### ASSIGNMENT
Lines below that include the word "Stereo" should each be copied.

RECORDS FOR THE EXERCISE Start Marker

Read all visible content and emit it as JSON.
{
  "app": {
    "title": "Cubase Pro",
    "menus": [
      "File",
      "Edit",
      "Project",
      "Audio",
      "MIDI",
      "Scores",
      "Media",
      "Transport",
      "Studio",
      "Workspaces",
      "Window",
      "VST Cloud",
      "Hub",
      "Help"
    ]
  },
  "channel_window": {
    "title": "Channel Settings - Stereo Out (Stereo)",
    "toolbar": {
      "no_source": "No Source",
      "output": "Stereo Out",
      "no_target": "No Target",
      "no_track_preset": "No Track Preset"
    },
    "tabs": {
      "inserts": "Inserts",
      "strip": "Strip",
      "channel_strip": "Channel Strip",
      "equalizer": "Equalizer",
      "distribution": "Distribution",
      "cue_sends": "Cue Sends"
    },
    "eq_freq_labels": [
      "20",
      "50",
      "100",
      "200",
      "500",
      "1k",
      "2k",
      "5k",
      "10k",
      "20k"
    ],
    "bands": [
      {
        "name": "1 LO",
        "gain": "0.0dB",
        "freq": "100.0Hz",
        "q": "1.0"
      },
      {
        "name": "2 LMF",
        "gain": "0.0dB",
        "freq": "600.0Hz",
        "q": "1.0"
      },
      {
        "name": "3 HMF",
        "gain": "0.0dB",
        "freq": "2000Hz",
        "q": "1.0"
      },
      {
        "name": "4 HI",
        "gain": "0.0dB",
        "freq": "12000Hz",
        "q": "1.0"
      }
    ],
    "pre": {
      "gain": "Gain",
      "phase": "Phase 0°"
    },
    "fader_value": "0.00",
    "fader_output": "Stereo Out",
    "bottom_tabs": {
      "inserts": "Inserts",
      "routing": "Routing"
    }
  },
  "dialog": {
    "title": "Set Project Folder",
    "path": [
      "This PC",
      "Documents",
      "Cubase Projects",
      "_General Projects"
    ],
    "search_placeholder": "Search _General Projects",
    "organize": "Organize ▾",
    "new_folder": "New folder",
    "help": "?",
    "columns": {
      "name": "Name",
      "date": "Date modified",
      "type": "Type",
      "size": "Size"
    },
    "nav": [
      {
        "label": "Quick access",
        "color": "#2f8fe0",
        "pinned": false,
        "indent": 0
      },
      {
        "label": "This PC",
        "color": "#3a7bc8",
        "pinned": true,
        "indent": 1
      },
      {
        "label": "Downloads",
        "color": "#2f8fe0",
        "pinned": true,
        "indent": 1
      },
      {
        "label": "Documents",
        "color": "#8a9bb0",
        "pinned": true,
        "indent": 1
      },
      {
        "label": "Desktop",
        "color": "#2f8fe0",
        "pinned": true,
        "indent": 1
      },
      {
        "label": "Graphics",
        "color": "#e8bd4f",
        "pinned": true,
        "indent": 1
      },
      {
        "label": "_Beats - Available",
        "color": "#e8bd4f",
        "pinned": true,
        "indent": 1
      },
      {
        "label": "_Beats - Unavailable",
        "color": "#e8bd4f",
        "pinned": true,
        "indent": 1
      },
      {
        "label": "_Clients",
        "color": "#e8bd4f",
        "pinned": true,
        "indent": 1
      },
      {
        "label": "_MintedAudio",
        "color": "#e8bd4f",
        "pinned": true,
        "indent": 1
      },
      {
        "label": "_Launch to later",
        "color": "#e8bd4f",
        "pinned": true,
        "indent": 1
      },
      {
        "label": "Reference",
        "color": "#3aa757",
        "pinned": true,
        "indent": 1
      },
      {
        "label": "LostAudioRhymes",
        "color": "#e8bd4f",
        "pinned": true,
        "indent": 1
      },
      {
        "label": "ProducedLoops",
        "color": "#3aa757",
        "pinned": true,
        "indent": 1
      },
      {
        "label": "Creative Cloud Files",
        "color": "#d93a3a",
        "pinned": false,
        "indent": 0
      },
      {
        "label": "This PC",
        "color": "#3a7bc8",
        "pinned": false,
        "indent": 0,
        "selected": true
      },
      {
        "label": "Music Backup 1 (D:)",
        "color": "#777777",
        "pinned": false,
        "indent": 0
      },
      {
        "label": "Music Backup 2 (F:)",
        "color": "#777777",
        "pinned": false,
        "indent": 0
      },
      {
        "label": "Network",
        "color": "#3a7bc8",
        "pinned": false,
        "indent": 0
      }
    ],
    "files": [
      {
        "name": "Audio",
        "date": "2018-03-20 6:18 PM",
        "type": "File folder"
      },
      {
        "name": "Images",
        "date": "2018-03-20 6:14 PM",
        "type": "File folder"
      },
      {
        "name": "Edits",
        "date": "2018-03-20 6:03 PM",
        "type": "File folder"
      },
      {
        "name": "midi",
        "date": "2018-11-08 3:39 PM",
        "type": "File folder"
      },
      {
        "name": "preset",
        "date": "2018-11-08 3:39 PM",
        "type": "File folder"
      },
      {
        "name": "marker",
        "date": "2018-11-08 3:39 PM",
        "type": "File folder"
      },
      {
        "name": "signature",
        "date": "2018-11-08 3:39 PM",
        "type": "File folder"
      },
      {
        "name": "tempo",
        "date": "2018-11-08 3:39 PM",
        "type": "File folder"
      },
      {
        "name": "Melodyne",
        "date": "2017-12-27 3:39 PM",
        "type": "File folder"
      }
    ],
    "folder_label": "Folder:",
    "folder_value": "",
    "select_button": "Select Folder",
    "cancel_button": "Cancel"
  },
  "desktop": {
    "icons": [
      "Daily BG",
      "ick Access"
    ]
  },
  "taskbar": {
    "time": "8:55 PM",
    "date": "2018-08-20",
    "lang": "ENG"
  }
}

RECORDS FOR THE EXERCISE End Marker

### WRITTEN SOLUTION
    "title": "Channel Settings - Stereo Out (Stereo)",
      "output": "Stereo Out",
    "fader_output": "Stereo Out",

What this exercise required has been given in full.